The London Hippodrome designed by Frank Matcham. 1900. Frank Matcham designed the Hippodrome as a music-hall and circus combined, complete with water tank for aquatic displays. Perhaps in an attempt to revive the tremendous spectaculars at Astley's Ampitheatre, its purpose was "to provide 'a circus show second to none in the world, combined with elaborate stage spectacles impossible in any other theatre'" (Weinreb 212). It later became a venue for variety shows and musicals, with seats for 1,340 people, continuing in use as a cabaret, then a nightclub, and now an "event space." If a proposed refurbishment goes ahead, the foyer's original mosaic flooring and other interior details will be uncovered, and it will again be used for live performances.

Photograph 2006 by Jacqueline Banerjee. [You may use these images without prior permission for any scholarly or educational purpose as long as you (1) credit the photographer and (2) link your document to this URL in a web document or cite the Victorian Web in a print one.]


Weinreb, Ben, and Christopher Hibbert. The London Encyclopaedia. London: Macmillan, rev. ed. 1992.

"The London Hippodrome." Wikipedia. Viewed 24 October 2006.

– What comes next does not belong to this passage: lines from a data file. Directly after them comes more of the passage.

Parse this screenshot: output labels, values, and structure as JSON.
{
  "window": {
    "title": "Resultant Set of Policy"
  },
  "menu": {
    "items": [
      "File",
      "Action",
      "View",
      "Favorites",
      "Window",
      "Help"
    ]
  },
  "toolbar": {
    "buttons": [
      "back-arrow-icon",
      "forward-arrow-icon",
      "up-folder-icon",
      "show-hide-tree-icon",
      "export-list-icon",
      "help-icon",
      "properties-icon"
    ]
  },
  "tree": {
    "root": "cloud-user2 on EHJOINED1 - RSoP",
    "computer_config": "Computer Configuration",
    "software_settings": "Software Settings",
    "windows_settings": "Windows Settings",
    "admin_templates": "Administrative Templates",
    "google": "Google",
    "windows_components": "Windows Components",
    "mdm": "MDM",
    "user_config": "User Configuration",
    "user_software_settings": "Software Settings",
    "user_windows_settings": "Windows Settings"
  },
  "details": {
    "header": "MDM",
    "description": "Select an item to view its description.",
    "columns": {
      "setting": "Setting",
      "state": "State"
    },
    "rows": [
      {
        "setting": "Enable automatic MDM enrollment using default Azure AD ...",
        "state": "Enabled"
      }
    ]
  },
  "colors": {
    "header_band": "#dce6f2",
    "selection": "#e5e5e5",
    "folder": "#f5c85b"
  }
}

"London Hippodrome." Save London's Theatres Campaign. Viewed 24 October 2006.

Last modified 24 October 2006